[Opening Given data section]
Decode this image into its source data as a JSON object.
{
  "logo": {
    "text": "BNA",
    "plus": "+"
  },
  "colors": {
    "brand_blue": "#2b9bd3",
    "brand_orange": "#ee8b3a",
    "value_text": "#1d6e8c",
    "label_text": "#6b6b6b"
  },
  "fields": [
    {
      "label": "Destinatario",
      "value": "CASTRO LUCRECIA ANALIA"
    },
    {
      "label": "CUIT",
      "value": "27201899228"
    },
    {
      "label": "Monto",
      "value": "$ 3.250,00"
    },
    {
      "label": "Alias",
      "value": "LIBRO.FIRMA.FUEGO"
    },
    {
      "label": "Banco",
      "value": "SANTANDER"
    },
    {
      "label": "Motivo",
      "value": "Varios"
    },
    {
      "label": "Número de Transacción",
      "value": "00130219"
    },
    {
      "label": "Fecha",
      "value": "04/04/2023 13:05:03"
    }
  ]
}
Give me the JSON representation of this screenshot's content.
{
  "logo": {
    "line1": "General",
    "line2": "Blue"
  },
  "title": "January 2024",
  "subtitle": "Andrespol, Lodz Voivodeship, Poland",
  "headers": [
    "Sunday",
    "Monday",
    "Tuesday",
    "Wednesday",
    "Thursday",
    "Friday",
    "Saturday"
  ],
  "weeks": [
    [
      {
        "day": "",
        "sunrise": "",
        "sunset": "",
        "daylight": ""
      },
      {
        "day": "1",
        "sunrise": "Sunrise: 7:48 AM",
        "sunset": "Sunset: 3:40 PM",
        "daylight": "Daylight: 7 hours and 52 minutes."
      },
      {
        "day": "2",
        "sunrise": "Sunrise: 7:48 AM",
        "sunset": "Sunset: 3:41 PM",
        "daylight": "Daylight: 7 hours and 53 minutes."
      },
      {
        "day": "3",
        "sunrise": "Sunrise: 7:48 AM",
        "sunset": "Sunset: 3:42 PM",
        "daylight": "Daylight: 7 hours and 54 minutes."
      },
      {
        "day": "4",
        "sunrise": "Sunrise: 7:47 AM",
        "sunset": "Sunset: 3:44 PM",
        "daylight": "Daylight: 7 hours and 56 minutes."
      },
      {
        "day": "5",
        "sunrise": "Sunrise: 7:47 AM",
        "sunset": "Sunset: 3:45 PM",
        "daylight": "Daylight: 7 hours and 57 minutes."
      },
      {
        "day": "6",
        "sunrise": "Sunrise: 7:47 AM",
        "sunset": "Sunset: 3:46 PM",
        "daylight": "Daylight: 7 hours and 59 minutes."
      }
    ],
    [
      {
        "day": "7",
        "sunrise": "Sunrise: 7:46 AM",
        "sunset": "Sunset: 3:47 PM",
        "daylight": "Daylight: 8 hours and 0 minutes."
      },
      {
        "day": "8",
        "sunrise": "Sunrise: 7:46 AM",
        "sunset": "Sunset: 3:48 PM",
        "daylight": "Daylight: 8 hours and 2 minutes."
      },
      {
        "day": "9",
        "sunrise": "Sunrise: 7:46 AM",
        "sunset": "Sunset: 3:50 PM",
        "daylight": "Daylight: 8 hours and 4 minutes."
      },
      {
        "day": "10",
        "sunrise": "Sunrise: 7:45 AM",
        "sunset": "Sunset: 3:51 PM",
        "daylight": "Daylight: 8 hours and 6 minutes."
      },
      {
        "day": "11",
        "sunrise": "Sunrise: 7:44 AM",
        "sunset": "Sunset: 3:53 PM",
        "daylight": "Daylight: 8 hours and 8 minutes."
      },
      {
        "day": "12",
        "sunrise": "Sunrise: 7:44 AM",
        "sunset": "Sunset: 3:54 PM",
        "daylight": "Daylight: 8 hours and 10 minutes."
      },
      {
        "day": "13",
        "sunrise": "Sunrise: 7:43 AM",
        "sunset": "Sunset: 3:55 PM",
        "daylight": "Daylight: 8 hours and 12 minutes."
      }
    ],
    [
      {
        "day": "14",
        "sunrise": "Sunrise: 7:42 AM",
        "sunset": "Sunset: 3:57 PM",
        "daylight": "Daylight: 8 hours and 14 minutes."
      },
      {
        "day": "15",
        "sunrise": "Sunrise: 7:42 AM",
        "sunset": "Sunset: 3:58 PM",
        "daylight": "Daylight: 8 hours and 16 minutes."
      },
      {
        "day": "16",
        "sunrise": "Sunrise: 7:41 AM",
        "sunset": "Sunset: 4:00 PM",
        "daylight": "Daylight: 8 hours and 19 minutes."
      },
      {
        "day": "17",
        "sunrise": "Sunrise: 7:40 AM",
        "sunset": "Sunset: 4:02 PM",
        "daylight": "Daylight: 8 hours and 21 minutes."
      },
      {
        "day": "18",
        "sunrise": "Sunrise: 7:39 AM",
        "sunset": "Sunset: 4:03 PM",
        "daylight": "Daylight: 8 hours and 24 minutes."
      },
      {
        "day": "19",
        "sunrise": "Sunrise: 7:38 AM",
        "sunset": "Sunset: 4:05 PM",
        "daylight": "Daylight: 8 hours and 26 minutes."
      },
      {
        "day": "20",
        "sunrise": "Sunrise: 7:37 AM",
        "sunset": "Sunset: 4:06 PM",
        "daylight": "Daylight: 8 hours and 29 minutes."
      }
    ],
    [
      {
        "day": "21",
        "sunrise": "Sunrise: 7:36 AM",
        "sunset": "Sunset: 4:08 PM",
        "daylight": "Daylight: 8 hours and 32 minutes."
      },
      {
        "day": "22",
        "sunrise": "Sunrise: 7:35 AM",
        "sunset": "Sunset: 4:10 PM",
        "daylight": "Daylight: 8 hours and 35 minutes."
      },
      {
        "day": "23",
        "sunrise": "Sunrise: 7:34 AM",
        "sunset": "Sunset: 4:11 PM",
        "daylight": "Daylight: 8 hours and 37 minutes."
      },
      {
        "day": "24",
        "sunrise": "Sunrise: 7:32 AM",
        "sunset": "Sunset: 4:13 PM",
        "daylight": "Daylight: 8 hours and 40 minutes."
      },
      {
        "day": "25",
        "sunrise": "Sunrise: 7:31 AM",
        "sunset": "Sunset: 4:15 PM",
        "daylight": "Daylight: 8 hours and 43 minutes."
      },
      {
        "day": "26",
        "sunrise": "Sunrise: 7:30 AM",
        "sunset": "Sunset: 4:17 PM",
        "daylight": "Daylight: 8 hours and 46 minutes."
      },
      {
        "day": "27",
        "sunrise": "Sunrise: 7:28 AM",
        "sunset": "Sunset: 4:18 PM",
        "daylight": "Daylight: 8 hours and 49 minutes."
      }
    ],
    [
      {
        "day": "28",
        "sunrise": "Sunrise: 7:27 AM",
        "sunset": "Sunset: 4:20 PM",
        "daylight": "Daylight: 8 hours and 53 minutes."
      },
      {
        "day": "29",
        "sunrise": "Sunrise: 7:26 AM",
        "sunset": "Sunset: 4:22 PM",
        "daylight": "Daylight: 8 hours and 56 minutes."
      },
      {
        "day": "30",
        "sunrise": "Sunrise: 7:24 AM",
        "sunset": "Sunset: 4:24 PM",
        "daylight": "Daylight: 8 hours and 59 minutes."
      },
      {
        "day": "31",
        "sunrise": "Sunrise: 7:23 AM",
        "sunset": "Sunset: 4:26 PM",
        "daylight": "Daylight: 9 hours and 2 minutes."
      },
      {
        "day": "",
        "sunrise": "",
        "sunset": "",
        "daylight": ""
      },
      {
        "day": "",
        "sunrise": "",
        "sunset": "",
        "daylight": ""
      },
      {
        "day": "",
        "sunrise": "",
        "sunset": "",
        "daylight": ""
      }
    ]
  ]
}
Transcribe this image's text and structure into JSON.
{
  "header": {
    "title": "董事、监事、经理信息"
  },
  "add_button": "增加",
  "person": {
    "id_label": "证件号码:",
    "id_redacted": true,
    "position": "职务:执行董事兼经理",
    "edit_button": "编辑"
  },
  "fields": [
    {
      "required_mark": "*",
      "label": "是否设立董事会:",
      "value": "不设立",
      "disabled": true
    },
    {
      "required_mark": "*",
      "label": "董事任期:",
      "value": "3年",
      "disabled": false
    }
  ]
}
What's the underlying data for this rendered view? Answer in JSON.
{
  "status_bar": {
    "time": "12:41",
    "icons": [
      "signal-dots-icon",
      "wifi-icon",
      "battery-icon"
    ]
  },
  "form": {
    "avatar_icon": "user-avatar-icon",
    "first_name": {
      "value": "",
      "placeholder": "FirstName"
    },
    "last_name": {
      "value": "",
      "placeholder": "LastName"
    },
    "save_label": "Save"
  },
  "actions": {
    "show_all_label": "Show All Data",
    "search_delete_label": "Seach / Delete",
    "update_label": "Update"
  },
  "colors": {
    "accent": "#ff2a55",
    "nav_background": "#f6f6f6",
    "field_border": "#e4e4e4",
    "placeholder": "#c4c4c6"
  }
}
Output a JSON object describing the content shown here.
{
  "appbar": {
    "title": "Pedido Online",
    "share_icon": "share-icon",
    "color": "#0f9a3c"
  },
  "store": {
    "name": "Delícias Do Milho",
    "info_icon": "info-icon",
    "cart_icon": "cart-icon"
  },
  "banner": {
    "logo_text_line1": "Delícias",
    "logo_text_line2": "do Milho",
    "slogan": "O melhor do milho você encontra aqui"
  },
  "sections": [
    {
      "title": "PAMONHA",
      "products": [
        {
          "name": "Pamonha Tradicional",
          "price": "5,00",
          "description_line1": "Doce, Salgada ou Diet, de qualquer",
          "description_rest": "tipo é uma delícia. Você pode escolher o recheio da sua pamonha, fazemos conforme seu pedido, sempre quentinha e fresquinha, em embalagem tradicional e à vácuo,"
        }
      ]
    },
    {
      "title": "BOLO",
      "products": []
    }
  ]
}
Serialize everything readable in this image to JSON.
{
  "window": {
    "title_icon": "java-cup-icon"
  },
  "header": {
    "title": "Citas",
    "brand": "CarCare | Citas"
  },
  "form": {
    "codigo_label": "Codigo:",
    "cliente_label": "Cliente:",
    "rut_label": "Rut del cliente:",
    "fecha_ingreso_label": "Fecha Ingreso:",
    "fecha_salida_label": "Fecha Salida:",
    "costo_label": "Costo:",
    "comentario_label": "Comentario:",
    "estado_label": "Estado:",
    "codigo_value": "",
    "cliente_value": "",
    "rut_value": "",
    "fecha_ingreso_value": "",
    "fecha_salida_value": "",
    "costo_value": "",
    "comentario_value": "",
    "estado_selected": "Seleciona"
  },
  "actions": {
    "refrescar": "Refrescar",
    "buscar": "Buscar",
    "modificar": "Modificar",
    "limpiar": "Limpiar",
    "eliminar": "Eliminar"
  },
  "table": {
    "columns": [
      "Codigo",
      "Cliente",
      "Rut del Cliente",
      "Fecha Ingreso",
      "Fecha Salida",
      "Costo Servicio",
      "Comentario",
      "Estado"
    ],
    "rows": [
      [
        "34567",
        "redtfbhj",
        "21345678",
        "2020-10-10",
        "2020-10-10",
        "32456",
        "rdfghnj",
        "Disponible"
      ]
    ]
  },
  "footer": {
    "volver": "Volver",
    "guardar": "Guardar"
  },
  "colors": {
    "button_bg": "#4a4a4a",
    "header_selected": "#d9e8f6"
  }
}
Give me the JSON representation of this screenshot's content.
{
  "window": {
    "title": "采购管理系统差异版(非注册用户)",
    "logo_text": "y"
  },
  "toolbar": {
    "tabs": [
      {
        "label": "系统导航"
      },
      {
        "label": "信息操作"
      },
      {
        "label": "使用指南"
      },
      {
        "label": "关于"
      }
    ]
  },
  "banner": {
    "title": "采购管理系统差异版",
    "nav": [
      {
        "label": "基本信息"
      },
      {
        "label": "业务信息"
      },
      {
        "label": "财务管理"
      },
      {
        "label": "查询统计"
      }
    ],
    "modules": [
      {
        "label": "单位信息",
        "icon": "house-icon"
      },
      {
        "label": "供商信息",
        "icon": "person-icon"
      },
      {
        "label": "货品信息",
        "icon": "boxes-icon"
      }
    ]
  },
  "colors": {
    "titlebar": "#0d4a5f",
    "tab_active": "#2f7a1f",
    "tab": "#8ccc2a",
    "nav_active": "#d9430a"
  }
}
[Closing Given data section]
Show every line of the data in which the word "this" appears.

Decode this image into its source data as a JSON object.
Give me the JSON representation of this screenshot's content.
Transcribe this image's text and structure into JSON.
What's the underlying data for this rendered view? Answer in JSON.
Serialize everything readable in this image to JSON.
Give me the JSON representation of this screenshot's content.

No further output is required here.